5. A reaction to soft lens MPS.
The chemistry of artificial tears, ocular lubricants and contact lens rewetting drops is complex. As our understanding of the human ocular surface and dry eye disease has evolved, so have tear substitutes and lens rewetting drops. Today’s products more accurately mimic human tears, provide increased tear-retention time and enhance comfort for our patients. However, patients tend not to differentiate between artificial tears and contact lens rewetting drops. It is our responsibility to educate patients in appropriate product usage. Proper and timely use of lens rewetting drops will benefit our patients and our practices. 

Michael Ward is the director of the Emory Contact Lens Service  and an instructor in Ophthalmology at Emory University School of Medicine. He is an Honored Fellow of the Contact Lens Society of America, and a fellow of the American Academy of Optometry.

1. Rumpakis J. New Data on Contact Lens Dropouts: An International Perspective. Rev Optom. 2010 Jan.
2. Benjamin W, Hill R. Human Tears: Osmotic Characteristics. Invest Ophtlamol Vis Sci. 1983 Dec;24(12):1624-6.
3. Milne G. Gardner’s Commercially Important Chemicals: Synonyms, Trade Names, and Properties. Wiley Interscience: 2005 Jul:585.
4. BASF. Tetronic. Available at: www.worldaccount.basf.com/wa/NAFTA~en_US/Catalog/ChemicalsNAFTA/pi/BASF/Brand/tetronic. (Accessed November 2010).
5. Zhou L, Beuerman RW, Foo Y, et al. Characterisation of Human Tear Proteins Using High-resolution Mass Spectrometry. Ann Acad Med Singapore. 2006 Jun;35(6):400-7.
6. Abelson M, Anderson R. Demystifying Dumulcents. Rev Opthal. 2006 Nov:13(11):122-6.
7. Ward M. New rewetting drops improve patient comfort. CL Spectrum. 2004 Nov. Available at: www.clspectrum.com/article.aspx?article=12697. (Accessed November 2010).
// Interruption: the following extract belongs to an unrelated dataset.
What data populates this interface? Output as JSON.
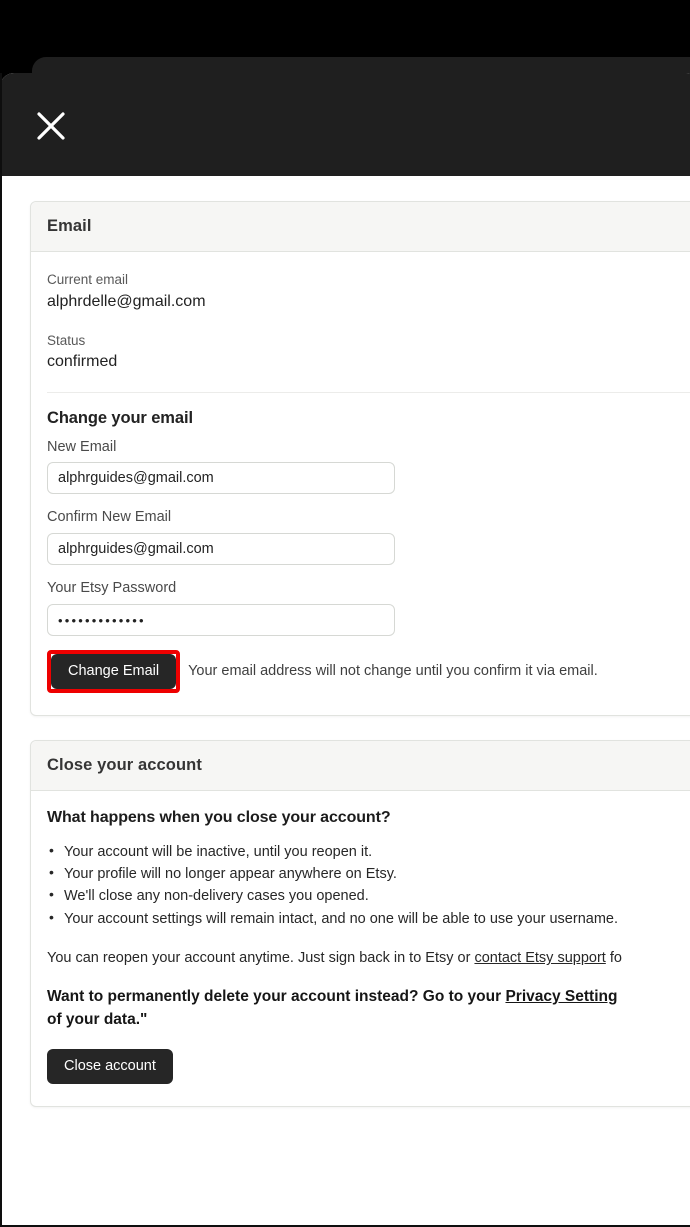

8. Szczotka-Flynn L. Chemical properties of contact lens rewetters. CL Spectrum. 2006 Apr. Available at: www.clspectrum.com/article.aspx?article=104176. (Accessed November 2010).
9. Asbell P, Lemp M. Dry eye disease: the clinician’s guide to diagnosis and treatment. Thieme. 2006.
10. Carnt N, Willcox D, Evans V, et al. Corneal Staining: The IER Matrix Study. CL Spectrum. 2007 Sep.
11. Ward M. Choose Rewetting drops and Artificial Tears with Care. CL Spectrum. 2009 Jul.
12. Ward M. Contact Lens Rewetting Drops. Refractive Eyecare. 2009:11(16).